- Aim of the task -
Please give back the listing below word for word and drop any images.

- Records supplied -
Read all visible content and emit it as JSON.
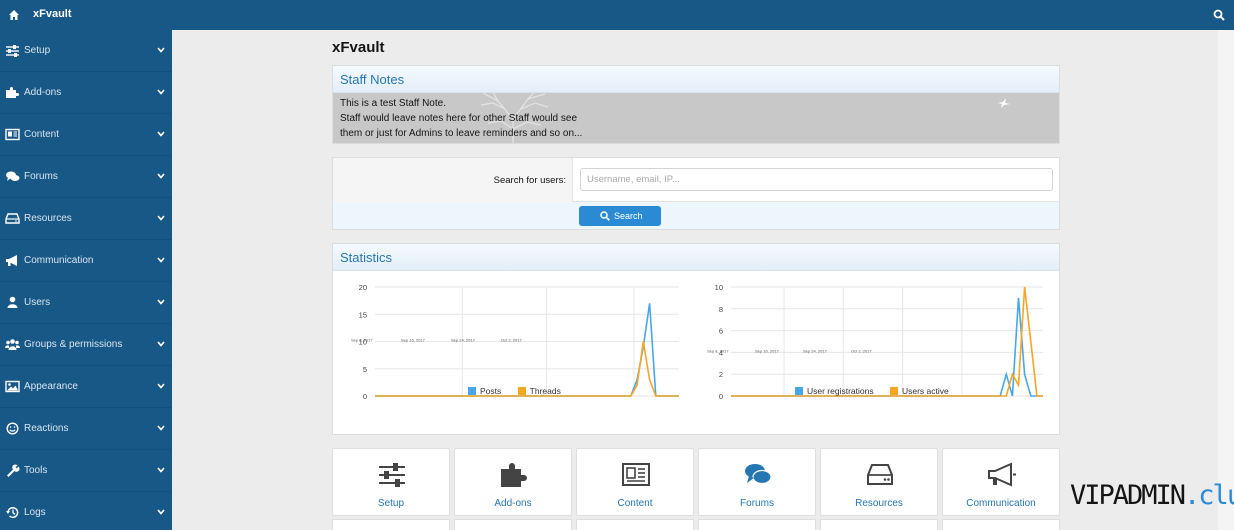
{
  "app": {
    "title": "xFvault"
  },
  "sidebar": {
    "items": [
      {
        "label": "Setup",
        "icon": "sliders-icon"
      },
      {
        "label": "Add-ons",
        "icon": "puzzle-icon"
      },
      {
        "label": "Content",
        "icon": "newspaper-icon"
      },
      {
        "label": "Forums",
        "icon": "comments-icon"
      },
      {
        "label": "Resources",
        "icon": "hdd-icon"
      },
      {
        "label": "Communication",
        "icon": "bullhorn-icon"
      },
      {
        "label": "Users",
        "icon": "user-icon"
      },
      {
        "label": "Groups & permissions",
        "icon": "users-icon"
      },
      {
        "label": "Appearance",
        "icon": "image-icon"
      },
      {
        "label": "Reactions",
        "icon": "smile-icon"
      },
      {
        "label": "Tools",
        "icon": "wrench-icon"
      },
      {
        "label": "Logs",
        "icon": "history-icon"
      }
    ]
  },
  "main": {
    "title": "xFvault",
    "staff_notes": {
      "heading": "Staff Notes",
      "lines": [
        "This is a test Staff Note.",
        "Staff would leave notes here for other Staff would see",
        "them or just for Admins to leave reminders and so on..."
      ]
    },
    "user_search": {
      "label": "Search for users:",
      "placeholder": "Username, email, IP...",
      "button": "Search"
    },
    "statistics": {
      "heading": "Statistics"
    },
    "tiles": [
      {
        "label": "Setup",
        "icon": "sliders-icon"
      },
      {
        "label": "Add-ons",
        "icon": "puzzle-icon"
      },
      {
        "label": "Content",
        "icon": "newspaper-icon"
      },
      {
        "label": "Forums",
        "icon": "comments-icon"
      },
      {
        "label": "Resources",
        "icon": "hdd-icon"
      },
      {
        "label": "Communication",
        "icon": "bullhorn-icon"
      }
    ]
  },
  "watermark": {
    "part1": "VIPADMIN",
    "part2": ".club"
  },
  "colors": {
    "brand": "#185886",
    "accent": "#2577b1",
    "button": "#2a8ad3",
    "series_blue": "#47a7eb",
    "series_orange": "#f5a623"
  },
  "chart_data": [
    {
      "type": "line",
      "x_tick_labels": [
        "Sep 8, 2017",
        "Sep 16, 2017",
        "Sep 24, 2017",
        "Oct 2, 2017"
      ],
      "ylim": [
        0,
        20
      ],
      "y_ticks": [
        0,
        5,
        10,
        15,
        20
      ],
      "grid": true,
      "legend": "bottom",
      "series": [
        {
          "name": "Posts",
          "color": "#47a7eb",
          "values": [
            0,
            0,
            0,
            0,
            0,
            0,
            0,
            0,
            0,
            0,
            0,
            0,
            0,
            0,
            0,
            0,
            0,
            0,
            0,
            0,
            0,
            0,
            0,
            0,
            0,
            0,
            0,
            0,
            0,
            0,
            0,
            0,
            0,
            0,
            0,
            0,
            0,
            0,
            0,
            0,
            0,
            0,
            3,
            9,
            17,
            0,
            0,
            0,
            0,
            0,
            0
          ]
        },
        {
          "name": "Threads",
          "color": "#f5a623",
          "values": [
            0,
            0,
            0,
            0,
            0,
            0,
            0,
            0,
            0,
            0,
            0,
            0,
            0,
            0,
            0,
            0,
            0,
            0,
            0,
            0,
            0,
            0,
            0,
            0,
            0,
            0,
            0,
            0,
            0,
            0,
            0,
            0,
            0,
            0,
            0,
            0,
            0,
            0,
            0,
            0,
            0,
            0,
            2,
            10,
            3,
            0,
            0,
            0,
            0,
            0,
            0
          ]
        }
      ]
    },
    {
      "type": "line",
      "x_tick_labels": [
        "Sep 8, 2017",
        "Sep 16, 2017",
        "Sep 24, 2017",
        "Oct 2, 2017"
      ],
      "ylim": [
        0,
        10
      ],
      "y_ticks": [
        0,
        2,
        4,
        6,
        8,
        10
      ],
      "grid": true,
      "legend": "bottom",
      "series": [
        {
          "name": "User registrations",
          "color": "#47a7eb",
          "values": [
            0,
            0,
            0,
            0,
            0,
            0,
            0,
            0,
            0,
            0,
            0,
            0,
            0,
            0,
            0,
            0,
            0,
            0,
            0,
            0,
            0,
            0,
            0,
            0,
            0,
            0,
            0,
            0,
            0,
            0,
            0,
            0,
            0,
            0,
            0,
            0,
            0,
            0,
            0,
            0,
            0,
            0,
            0,
            0,
            0,
            2,
            0,
            9,
            2,
            0,
            0,
            0
          ]
        },
        {
          "name": "Users active",
          "color": "#f5a623",
          "values": [
            0,
            0,
            0,
            0,
            0,
            0,
            0,
            0,
            0,
            0,
            0,
            0,
            0,
            0,
            0,
            0,
            0,
            0,
            0,
            0,
            0,
            0,
            0,
            0,
            0,
            0,
            0,
            0,
            0,
            0,
            0,
            0,
            0,
            0,
            0,
            0,
            0,
            0,
            0,
            0,
            0,
            0,
            0,
            0,
            0,
            0,
            2,
            1,
            10,
            5,
            0,
            0
          ]
        }
      ]
    }
  ]
}
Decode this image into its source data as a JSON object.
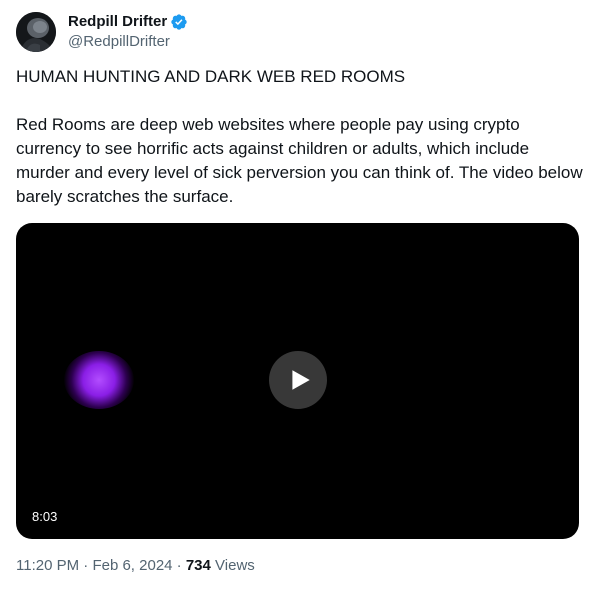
{
  "author": {
    "display_name": "Redpill Drifter",
    "handle": "@RedpillDrifter",
    "verified": true,
    "verified_color": "#1d9bf0"
  },
  "post": {
    "title_line": "HUMAN HUNTING AND DARK WEB RED ROOMS",
    "body": "Red Rooms are deep web websites where people pay using crypto currency to see horrific acts against children or adults, which include murder and every level of sick perversion you can think of. The video below barely scratches the surface."
  },
  "video": {
    "duration": "8:03"
  },
  "meta": {
    "time": "11:20 PM",
    "separator": "·",
    "date": "Feb 6, 2024",
    "views_count": "734",
    "views_label": "Views"
  },
  "colors": {
    "text_primary": "#0f1419",
    "text_secondary": "#536471",
    "video_bg": "#000000",
    "glow": "#8a1ee6"
  }
}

- Reply -
Read all visible content and emit it as JSON.
{
  "app": {
    "title": "xFvault"
  },
  "sidebar": {
    "items": [
      {
        "label": "Setup",
        "icon": "sliders-icon"
      },
      {
        "label": "Add-ons",
        "icon": "puzzle-icon"
      },
      {
        "label": "Content",
        "icon": "newspaper-icon"
      },
      {
        "label": "Forums",
        "icon": "comments-icon"
      },
      {
        "label": "Resources",
        "icon": "hdd-icon"
      },
      {
        "label": "Communication",
        "icon": "bullhorn-icon"
      },
      {
        "label": "Users",
        "icon": "user-icon"
      },
      {
        "label": "Groups & permissions",
        "icon": "users-icon"
      },
      {
        "label": "Appearance",
        "icon": "image-icon"
      },
      {
        "label": "Reactions",
        "icon": "smile-icon"
      },
      {
        "label": "Tools",
        "icon": "wrench-icon"
      },
      {
        "label": "Logs",
        "icon": "history-icon"
      }
    ]
  },
  "main": {
    "title": "xFvault",
    "staff_notes": {
      "heading": "Staff Notes",
      "lines": [
        "This is a test Staff Note.",
        "Staff would leave notes here for other Staff would see",
        "them or just for Admins to leave reminders and so on..."
      ]
    },
    "user_search": {
      "label": "Search for users:",
      "placeholder": "Username, email, IP...",
      "button": "Search"
    },
    "statistics": {
      "heading": "Statistics"
    },
    "tiles": [
      {
        "label": "Setup",
        "icon": "sliders-icon"
      },
      {
        "label": "Add-ons",
        "icon": "puzzle-icon"
      },
      {
        "label": "Content",
        "icon": "newspaper-icon"
      },
      {
        "label": "Forums",
        "icon": "comments-icon"
      },
      {
        "label": "Resources",
        "icon": "hdd-icon"
      },
      {
        "label": "Communication",
        "icon": "bullhorn-icon"
      }
    ]
  },
  "watermark": {
    "part1": "VIPADMIN",
    "part2": ".club"
  },
  "colors": {
    "brand": "#185886",
    "accent": "#2577b1",
    "button": "#2a8ad3",
    "series_blue": "#47a7eb",
    "series_orange": "#f5a623"
  },
  "chart_data": [
    {
      "type": "line",
      "x_tick_labels": [
        "Sep 8, 2017",
        "Sep 16, 2017",
        "Sep 24, 2017",
        "Oct 2, 2017"
      ],
      "ylim": [
        0,
        20
      ],
      "y_ticks": [
        0,
        5,
        10,
        15,
        20
      ],
      "grid": true,
      "legend": "bottom",
      "series": [
        {
          "name": "Posts",
          "color": "#47a7eb",
          "values": [
            0,
            0,
            0,
            0,
            0,
            0,
            0,
            0,
            0,
            0,
            0,
            0,
            0,
            0,
            0,
            0,
            0,
            0,
            0,
            0,
            0,
            0,
            0,
            0,
            0,
            0,
            0,
            0,
            0,
            0,
            0,
            0,
            0,
            0,
            0,
            0,
            0,
            0,
            0,
            0,
            0,
            0,
            3,
            9,
            17,
            0,
            0,
            0,
            0,
            0,
            0
          ]
        },
        {
          "name": "Threads",
          "color": "#f5a623",
          "values": [
            0,
            0,
            0,
            0,
            0,
            0,
            0,
            0,
            0,
            0,
            0,
            0,
            0,
            0,
            0,
            0,
            0,
            0,
            0,
            0,
            0,
            0,
            0,
            0,
            0,
            0,
            0,
            0,
            0,
            0,
            0,
            0,
            0,
            0,
            0,
            0,
            0,
            0,
            0,
            0,
            0,
            0,
            2,
            10,
            3,
            0,
            0,
            0,
            0,
            0,
            0
          ]
        }
      ]
    },
    {
      "type": "line",
      "x_tick_labels": [
        "Sep 8, 2017",
        "Sep 16, 2017",
        "Sep 24, 2017",
        "Oct 2, 2017"
      ],
      "ylim": [
        0,
        10
      ],
      "y_ticks": [
        0,
        2,
        4,
        6,
        8,
        10
      ],
      "grid": true,
      "legend": "bottom",
      "series": [
        {
          "name": "User registrations",
          "color": "#47a7eb",
          "values": [
            0,
            0,
            0,
            0,
            0,
            0,
            0,
            0,
            0,
            0,
            0,
            0,
            0,
            0,
            0,
            0,
            0,
            0,
            0,
            0,
            0,
            0,
            0,
            0,
            0,
            0,
            0,
            0,
            0,
            0,
            0,
            0,
            0,
            0,
            0,
            0,
            0,
            0,
            0,
            0,
            0,
            0,
            0,
            0,
            0,
            2,
            0,
            9,
            2,
            0,
            0,
            0
          ]
        },
        {
          "name": "Users active",
          "color": "#f5a623",
          "values": [
            0,
            0,
            0,
            0,
            0,
            0,
            0,
            0,
            0,
            0,
            0,
            0,
            0,
            0,
            0,
            0,
            0,
            0,
            0,
            0,
            0,
            0,
            0,
            0,
            0,
            0,
            0,
            0,
            0,
            0,
            0,
            0,
            0,
            0,
            0,
            0,
            0,
            0,
            0,
            0,
            0,
            0,
            0,
            0,
            0,
            0,
            2,
            1,
            10,
            5,
            0,
            0
          ]
        }
      ]
    }
  ]
}
Decode this image into its source data as a JSON object.
{
  "author": {
    "display_name": "Redpill Drifter",
    "handle": "@RedpillDrifter",
    "verified": true,
    "verified_color": "#1d9bf0"
  },
  "post": {
    "title_line": "HUMAN HUNTING AND DARK WEB RED ROOMS",
    "body": "Red Rooms are deep web websites where people pay using crypto currency to see horrific acts against children or adults, which include murder and every level of sick perversion you can think of. The video below barely scratches the surface."
  },
  "video": {
    "duration": "8:03"
  },
  "meta": {
    "time": "11:20 PM",
    "separator": "·",
    "date": "Feb 6, 2024",
    "views_count": "734",
    "views_label": "Views"
  },
  "colors": {
    "text_primary": "#0f1419",
    "text_secondary": "#536471",
    "video_bg": "#000000",
    "glow": "#8a1ee6"
  }
}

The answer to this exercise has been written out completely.